*** Opening PROVIDED MATERIAL ***

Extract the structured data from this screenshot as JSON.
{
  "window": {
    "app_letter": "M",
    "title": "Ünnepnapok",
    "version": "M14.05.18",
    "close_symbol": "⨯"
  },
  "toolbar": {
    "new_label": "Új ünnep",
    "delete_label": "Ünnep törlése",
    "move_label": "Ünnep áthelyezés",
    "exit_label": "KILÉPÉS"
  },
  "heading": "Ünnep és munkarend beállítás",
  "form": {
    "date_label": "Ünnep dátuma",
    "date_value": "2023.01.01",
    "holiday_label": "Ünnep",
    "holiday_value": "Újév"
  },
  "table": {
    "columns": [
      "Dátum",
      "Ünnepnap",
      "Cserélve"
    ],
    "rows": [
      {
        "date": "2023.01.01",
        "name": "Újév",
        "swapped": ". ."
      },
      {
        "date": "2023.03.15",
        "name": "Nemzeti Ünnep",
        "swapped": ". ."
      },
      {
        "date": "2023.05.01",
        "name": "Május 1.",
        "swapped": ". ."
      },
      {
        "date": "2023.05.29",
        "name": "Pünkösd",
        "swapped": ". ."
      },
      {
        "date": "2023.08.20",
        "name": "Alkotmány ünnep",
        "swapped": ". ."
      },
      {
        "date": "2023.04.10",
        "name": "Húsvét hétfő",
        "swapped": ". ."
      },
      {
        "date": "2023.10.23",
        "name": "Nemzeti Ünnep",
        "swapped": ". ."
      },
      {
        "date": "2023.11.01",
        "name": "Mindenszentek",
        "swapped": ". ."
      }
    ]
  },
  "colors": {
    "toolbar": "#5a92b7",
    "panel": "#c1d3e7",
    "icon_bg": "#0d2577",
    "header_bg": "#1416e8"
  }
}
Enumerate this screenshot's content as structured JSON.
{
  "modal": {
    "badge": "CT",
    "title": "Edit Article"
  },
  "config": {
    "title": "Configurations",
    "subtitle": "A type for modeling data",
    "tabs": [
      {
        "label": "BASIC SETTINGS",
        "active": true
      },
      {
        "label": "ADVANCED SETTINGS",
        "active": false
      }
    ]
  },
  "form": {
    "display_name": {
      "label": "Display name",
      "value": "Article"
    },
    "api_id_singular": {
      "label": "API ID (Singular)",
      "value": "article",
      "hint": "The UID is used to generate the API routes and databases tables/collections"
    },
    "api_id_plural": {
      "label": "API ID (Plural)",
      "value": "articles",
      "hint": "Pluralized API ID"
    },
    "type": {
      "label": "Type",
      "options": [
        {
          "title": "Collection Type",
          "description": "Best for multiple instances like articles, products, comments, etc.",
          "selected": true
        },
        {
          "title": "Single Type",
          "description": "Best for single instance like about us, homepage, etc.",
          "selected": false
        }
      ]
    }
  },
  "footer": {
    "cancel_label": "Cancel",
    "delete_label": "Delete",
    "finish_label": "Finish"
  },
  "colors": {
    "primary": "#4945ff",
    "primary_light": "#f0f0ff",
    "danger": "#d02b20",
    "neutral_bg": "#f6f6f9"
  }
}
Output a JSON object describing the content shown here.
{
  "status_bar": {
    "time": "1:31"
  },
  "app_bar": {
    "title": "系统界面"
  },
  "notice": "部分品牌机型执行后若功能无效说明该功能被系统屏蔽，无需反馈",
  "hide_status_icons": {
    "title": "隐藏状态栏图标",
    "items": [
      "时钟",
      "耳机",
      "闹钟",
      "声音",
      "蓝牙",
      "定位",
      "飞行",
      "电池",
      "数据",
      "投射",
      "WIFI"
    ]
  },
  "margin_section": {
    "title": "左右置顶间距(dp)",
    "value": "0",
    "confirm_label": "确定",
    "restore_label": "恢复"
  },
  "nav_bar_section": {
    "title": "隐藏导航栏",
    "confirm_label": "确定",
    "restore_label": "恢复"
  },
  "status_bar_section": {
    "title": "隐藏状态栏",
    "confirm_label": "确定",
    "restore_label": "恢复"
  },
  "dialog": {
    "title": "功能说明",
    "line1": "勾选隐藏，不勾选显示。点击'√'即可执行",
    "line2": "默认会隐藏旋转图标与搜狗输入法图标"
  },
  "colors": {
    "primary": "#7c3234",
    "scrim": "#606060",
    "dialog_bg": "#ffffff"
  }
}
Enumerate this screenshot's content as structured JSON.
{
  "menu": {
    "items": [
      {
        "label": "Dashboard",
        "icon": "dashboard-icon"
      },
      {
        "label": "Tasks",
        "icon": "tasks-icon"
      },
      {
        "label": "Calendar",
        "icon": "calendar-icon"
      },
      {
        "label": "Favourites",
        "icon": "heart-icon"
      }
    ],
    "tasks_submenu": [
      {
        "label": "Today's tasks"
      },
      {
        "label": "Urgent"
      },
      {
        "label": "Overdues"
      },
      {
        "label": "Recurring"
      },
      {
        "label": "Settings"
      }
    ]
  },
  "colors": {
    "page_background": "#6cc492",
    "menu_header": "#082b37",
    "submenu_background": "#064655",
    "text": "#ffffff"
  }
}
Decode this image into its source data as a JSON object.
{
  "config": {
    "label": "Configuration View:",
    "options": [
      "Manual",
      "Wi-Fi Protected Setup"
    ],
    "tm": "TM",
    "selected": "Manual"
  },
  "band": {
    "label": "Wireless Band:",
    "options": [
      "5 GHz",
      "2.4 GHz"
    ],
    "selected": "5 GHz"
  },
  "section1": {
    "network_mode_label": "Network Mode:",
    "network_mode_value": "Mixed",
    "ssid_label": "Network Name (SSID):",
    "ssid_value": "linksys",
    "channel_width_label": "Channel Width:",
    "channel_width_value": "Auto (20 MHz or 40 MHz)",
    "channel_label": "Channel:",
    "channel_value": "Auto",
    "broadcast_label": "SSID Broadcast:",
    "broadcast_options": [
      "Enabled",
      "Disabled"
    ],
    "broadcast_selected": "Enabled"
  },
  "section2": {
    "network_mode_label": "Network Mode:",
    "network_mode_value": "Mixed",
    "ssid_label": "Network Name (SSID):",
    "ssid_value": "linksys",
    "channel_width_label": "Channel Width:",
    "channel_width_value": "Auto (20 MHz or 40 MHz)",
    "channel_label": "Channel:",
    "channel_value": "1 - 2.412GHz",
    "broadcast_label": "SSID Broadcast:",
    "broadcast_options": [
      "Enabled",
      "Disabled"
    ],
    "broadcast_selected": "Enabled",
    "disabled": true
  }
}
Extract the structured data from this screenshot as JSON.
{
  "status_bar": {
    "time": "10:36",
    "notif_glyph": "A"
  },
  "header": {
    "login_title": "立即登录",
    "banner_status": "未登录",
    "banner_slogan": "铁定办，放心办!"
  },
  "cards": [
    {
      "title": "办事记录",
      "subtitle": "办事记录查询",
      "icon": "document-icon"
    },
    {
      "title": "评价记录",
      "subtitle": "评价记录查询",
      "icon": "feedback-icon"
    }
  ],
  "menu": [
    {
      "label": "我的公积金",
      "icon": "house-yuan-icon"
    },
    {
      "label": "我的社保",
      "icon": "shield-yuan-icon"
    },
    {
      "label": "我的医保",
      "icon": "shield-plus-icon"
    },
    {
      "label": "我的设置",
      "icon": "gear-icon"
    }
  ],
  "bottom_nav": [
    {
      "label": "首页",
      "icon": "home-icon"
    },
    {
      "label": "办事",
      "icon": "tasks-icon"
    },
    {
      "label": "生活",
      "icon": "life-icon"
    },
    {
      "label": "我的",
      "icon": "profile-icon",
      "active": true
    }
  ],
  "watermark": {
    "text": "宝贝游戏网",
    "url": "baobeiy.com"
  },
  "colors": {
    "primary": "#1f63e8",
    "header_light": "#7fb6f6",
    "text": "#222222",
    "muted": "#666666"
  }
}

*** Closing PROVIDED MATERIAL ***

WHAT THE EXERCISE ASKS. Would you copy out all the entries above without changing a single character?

ANSWER BELOW.
Extract the structured data from this screenshot as JSON.
{
  "window": {
    "app_letter": "M",
    "title": "Ünnepnapok",
    "version": "M14.05.18",
    "close_symbol": "⨯"
  },
  "toolbar": {
    "new_label": "Új ünnep",
    "delete_label": "Ünnep törlése",
    "move_label": "Ünnep áthelyezés",
    "exit_label": "KILÉPÉS"
  },
  "heading": "Ünnep és munkarend beállítás",
  "form": {
    "date_label": "Ünnep dátuma",
    "date_value": "2023.01.01",
    "holiday_label": "Ünnep",
    "holiday_value": "Újév"
  },
  "table": {
    "columns": [
      "Dátum",
      "Ünnepnap",
      "Cserélve"
    ],
    "rows": [
      {
        "date": "2023.01.01",
        "name": "Újév",
        "swapped": ". ."
      },
      {
        "date": "2023.03.15",
        "name": "Nemzeti Ünnep",
        "swapped": ". ."
      },
      {
        "date": "2023.05.01",
        "name": "Május 1.",
        "swapped": ". ."
      },
      {
        "date": "2023.05.29",
        "name": "Pünkösd",
        "swapped": ". ."
      },
      {
        "date": "2023.08.20",
        "name": "Alkotmány ünnep",
        "swapped": ". ."
      },
      {
        "date": "2023.04.10",
        "name": "Húsvét hétfő",
        "swapped": ". ."
      },
      {
        "date": "2023.10.23",
        "name": "Nemzeti Ünnep",
        "swapped": ". ."
      },
      {
        "date": "2023.11.01",
        "name": "Mindenszentek",
        "swapped": ". ."
      }
    ]
  },
  "colors": {
    "toolbar": "#5a92b7",
    "panel": "#c1d3e7",
    "icon_bg": "#0d2577",
    "header_bg": "#1416e8"
  }
}
Enumerate this screenshot's content as structured JSON.
{
  "modal": {
    "badge": "CT",
    "title": "Edit Article"
  },
  "config": {
    "title": "Configurations",
    "subtitle": "A type for modeling data",
    "tabs": [
      {
        "label": "BASIC SETTINGS",
        "active": true
      },
      {
        "label": "ADVANCED SETTINGS",
        "active": false
      }
    ]
  },
  "form": {
    "display_name": {
      "label": "Display name",
      "value": "Article"
    },
    "api_id_singular": {
      "label": "API ID (Singular)",
      "value": "article",
      "hint": "The UID is used to generate the API routes and databases tables/collections"
    },
    "api_id_plural": {
      "label": "API ID (Plural)",
      "value": "articles",
      "hint": "Pluralized API ID"
    },
    "type": {
      "label": "Type",
      "options": [
        {
          "title": "Collection Type",
          "description": "Best for multiple instances like articles, products, comments, etc.",
          "selected": true
        },
        {
          "title": "Single Type",
          "description": "Best for single instance like about us, homepage, etc.",
          "selected": false
        }
      ]
    }
  },
  "footer": {
    "cancel_label": "Cancel",
    "delete_label": "Delete",
    "finish_label": "Finish"
  },
  "colors": {
    "primary": "#4945ff",
    "primary_light": "#f0f0ff",
    "danger": "#d02b20",
    "neutral_bg": "#f6f6f9"
  }
}
Output a JSON object describing the content shown here.
{
  "status_bar": {
    "time": "1:31"
  },
  "app_bar": {
    "title": "系统界面"
  },
  "notice": "部分品牌机型执行后若功能无效说明该功能被系统屏蔽，无需反馈",
  "hide_status_icons": {
    "title": "隐藏状态栏图标",
    "items": [
      "时钟",
      "耳机",
      "闹钟",
      "声音",
      "蓝牙",
      "定位",
      "飞行",
      "电池",
      "数据",
      "投射",
      "WIFI"
    ]
  },
  "margin_section": {
    "title": "左右置顶间距(dp)",
    "value": "0",
    "confirm_label": "确定",
    "restore_label": "恢复"
  },
  "nav_bar_section": {
    "title": "隐藏导航栏",
    "confirm_label": "确定",
    "restore_label": "恢复"
  },
  "status_bar_section": {
    "title": "隐藏状态栏",
    "confirm_label": "确定",
    "restore_label": "恢复"
  },
  "dialog": {
    "title": "功能说明",
    "line1": "勾选隐藏，不勾选显示。点击'√'即可执行",
    "line2": "默认会隐藏旋转图标与搜狗输入法图标"
  },
  "colors": {
    "primary": "#7c3234",
    "scrim": "#606060",
    "dialog_bg": "#ffffff"
  }
}
Enumerate this screenshot's content as structured JSON.
{
  "menu": {
    "items": [
      {
        "label": "Dashboard",
        "icon": "dashboard-icon"
      },
      {
        "label": "Tasks",
        "icon": "tasks-icon"
      },
      {
        "label": "Calendar",
        "icon": "calendar-icon"
      },
      {
        "label": "Favourites",
        "icon": "heart-icon"
      }
    ],
    "tasks_submenu": [
      {
        "label": "Today's tasks"
      },
      {
        "label": "Urgent"
      },
      {
        "label": "Overdues"
      },
      {
        "label": "Recurring"
      },
      {
        "label": "Settings"
      }
    ]
  },
  "colors": {
    "page_background": "#6cc492",
    "menu_header": "#082b37",
    "submenu_background": "#064655",
    "text": "#ffffff"
  }
}
Decode this image into its source data as a JSON object.
{
  "config": {
    "label": "Configuration View:",
    "options": [
      "Manual",
      "Wi-Fi Protected Setup"
    ],
    "tm": "TM",
    "selected": "Manual"
  },
  "band": {
    "label": "Wireless Band:",
    "options": [
      "5 GHz",
      "2.4 GHz"
    ],
    "selected": "5 GHz"
  },
  "section1": {
    "network_mode_label": "Network Mode:",
    "network_mode_value": "Mixed",
    "ssid_label": "Network Name (SSID):",
    "ssid_value": "linksys",
    "channel_width_label": "Channel Width:",
    "channel_width_value": "Auto (20 MHz or 40 MHz)",
    "channel_label": "Channel:",
    "channel_value": "Auto",
    "broadcast_label": "SSID Broadcast:",
    "broadcast_options": [
      "Enabled",
      "Disabled"
    ],
    "broadcast_selected": "Enabled"
  },
  "section2": {
    "network_mode_label": "Network Mode:",
    "network_mode_value": "Mixed",
    "ssid_label": "Network Name (SSID):",
    "ssid_value": "linksys",
    "channel_width_label": "Channel Width:",
    "channel_width_value": "Auto (20 MHz or 40 MHz)",
    "channel_label": "Channel:",
    "channel_value": "1 - 2.412GHz",
    "broadcast_label": "SSID Broadcast:",
    "broadcast_options": [
      "Enabled",
      "Disabled"
    ],
    "broadcast_selected": "Enabled",
    "disabled": true
  }
}
Extract the structured data from this screenshot as JSON.
{
  "status_bar": {
    "time": "10:36",
    "notif_glyph": "A"
  },
  "header": {
    "login_title": "立即登录",
    "banner_status": "未登录",
    "banner_slogan": "铁定办，放心办!"
  },
  "cards": [
    {
      "title": "办事记录",
      "subtitle": "办事记录查询",
      "icon": "document-icon"
    },
    {
      "title": "评价记录",
      "subtitle": "评价记录查询",
      "icon": "feedback-icon"
    }
  ],
  "menu": [
    {
      "label": "我的公积金",
      "icon": "house-yuan-icon"
    },
    {
      "label": "我的社保",
      "icon": "shield-yuan-icon"
    },
    {
      "label": "我的医保",
      "icon": "shield-plus-icon"
    },
    {
      "label": "我的设置",
      "icon": "gear-icon"
    }
  ],
  "bottom_nav": [
    {
      "label": "首页",
      "icon": "home-icon"
    },
    {
      "label": "办事",
      "icon": "tasks-icon"
    },
    {
      "label": "生活",
      "icon": "life-icon"
    },
    {
      "label": "我的",
      "icon": "profile-icon",
      "active": true
    }
  ],
  "watermark": {
    "text": "宝贝游戏网",
    "url": "baobeiy.com"
  },
  "colors": {
    "primary": "#1f63e8",
    "header_light": "#7fb6f6",
    "text": "#222222",
    "muted": "#666666"
  }
}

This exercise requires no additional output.